This year marks the 20th birthday of global private equity firm EQT. Founded in Sweden by Investor AB and the Wallenberg family, EQT emerged from a well-established industrial tradition, and started making a name for itself as an investor that knew how to build good companies. This became the core idea behind its first independent private equity fund.
If asset growth is anything to go by, it’s been a successful strategy. The firm has to date raised about €22 billion from investors, expanding its product offering – from equity to infrastructure and debt – and broadening its geographical remit beyond Northern Europe.
Since 2007, when it raised its first infrastructure fund, it’s also been active in the US, where it focuses particularly on long-term investments. Last year, it closed a second infrastructure fund on €1.9 billion; the new vehicle has already done two US deals (for Synagro and Westway) as it continues to try and redefine infrastructure investing in the US.
“When we invest, we aren’t just looking at the next five years, or whenever we plan to exit,” says Glen Matsumoto, partner at EQT and head of US operations. “We’ll make investments in the company that may not be fully realised until well after we’ve exited. We aren’t interested in financial engineering to lever up a company or make a quick exit. We really want to leave something behind that will continue on.”

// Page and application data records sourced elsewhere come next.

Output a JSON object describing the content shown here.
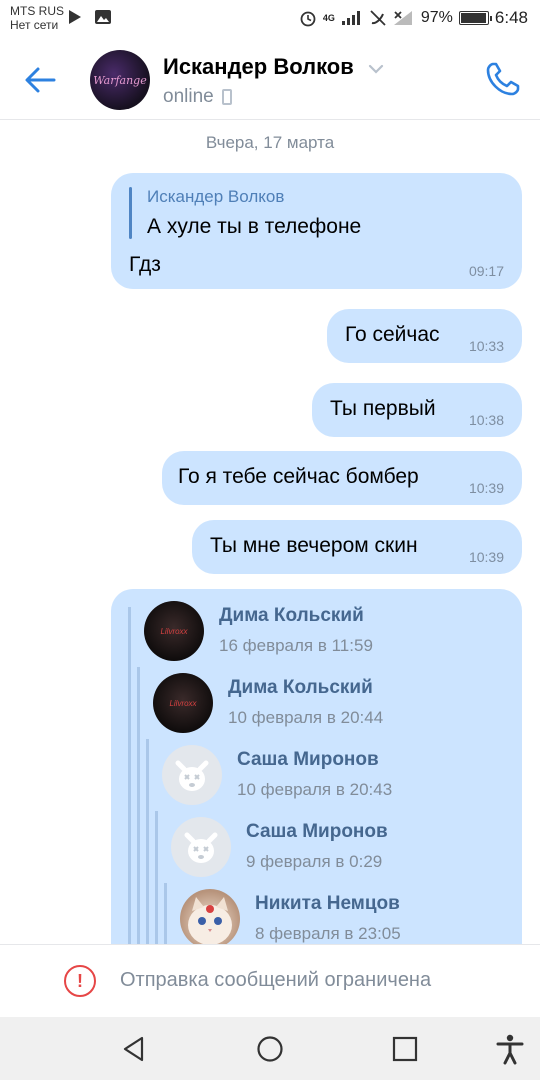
{
  "status_bar": {
    "carrier": "MTS RUS",
    "carrier_status": "Нет сети",
    "network": "4G",
    "battery": "97%",
    "battery_level": 0.97,
    "time": "6:48"
  },
  "header": {
    "contact_name": "Искандер Волков",
    "contact_status": "online",
    "avatar_text": "Warfange"
  },
  "chat": {
    "date_separator": "Вчера, 17 марта",
    "messages": [
      {
        "reply_author": "Искандер Волков",
        "reply_text": "А хуле ты в телефоне",
        "text": "Гдз",
        "time": "09:17"
      },
      {
        "text": "Го сейчас",
        "time": "10:33"
      },
      {
        "text": "Ты первый",
        "time": "10:38"
      },
      {
        "text": "Го я тебе сейчас бомбер",
        "time": "10:39"
      },
      {
        "text": "Ты мне вечером скин",
        "time": "10:39"
      }
    ],
    "forwarded": [
      {
        "name": "Дима Кольский",
        "date": "16 февраля в 11:59",
        "avatar": "dark",
        "avatar_text": "Lilvroxx"
      },
      {
        "name": "Дима Кольский",
        "date": "10 февраля в 20:44",
        "avatar": "dark",
        "avatar_text": "Lilvroxx"
      },
      {
        "name": "Саша Миронов",
        "date": "10 февраля в 20:43",
        "avatar": "dog"
      },
      {
        "name": "Саша Миронов",
        "date": "9 февраля в 0:29",
        "avatar": "dog"
      },
      {
        "name": "Никита Немцов",
        "date": "8 февраля в 23:05",
        "avatar": "cat"
      }
    ]
  },
  "footer": {
    "restricted_icon": "!",
    "restricted_text": "Отправка сообщений ограничена"
  },
  "navbar": {
    "buttons": [
      "back-icon",
      "home-icon",
      "recents-icon",
      "accessibility-icon"
    ]
  },
  "colors": {
    "accent": "#2d81e0",
    "bubble": "#cce4ff",
    "warning": "#e64646",
    "secondary_text": "#818c99"
  }
}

Matsumoto says EQT is looking at power plants or private toll roads, rather than waiting for governments to release more assets. “In many cases we aren’t competing against other infrastructure funds; often, we’re going up against middle-market private equity firms. What usually sets us apart is that we have the capital to invest, but we aren’t just interested in squeezing every last drop of efficiency out of company, and we aren’t just buying any toll road. It’s really up to the management team to show us what is going to create value and justify further investment.”
The company also launched a separate mid-market fund last year to expand this expertise from infrastructure to other verticals like consumer.
“In one of our power plant investments here, we were able to improve performance by moving some of the output over to natural gas, which is much cheaper and cleaner than coal-fired options,” Matsumoto says. “That provided an immediate value for the company, but also laid the groundwork for additional capital investment.”
The firm has also started looking at the so-called ‘Internet of Things’. By utilising new smart grid technologies at their portfolio companies, EQT is making use of data analytics to give management teams a clearer operational picture. “Those technologies are still too new for us to come in as investors. But we are using the sensors and other solutions to improve how our portfolio companies are doing business.”
Matsumoto suggests this kind of long-term thinking sometimes falls by the wayside in private equity. But, 20 years on, he says EQT sees no reason to change. “We have a strong culture here, and we bring that culture into every hiring decision. If you’re someone who comes in with the mindset of ‘I’m going to do x number of deals’, you’re probably not going to be a great fit. I’m more concerned with finding a company I can improve than how many deals I can do. That viewpoint often gets lost in this industry, especially during cycles like now where valuations are getting so high.”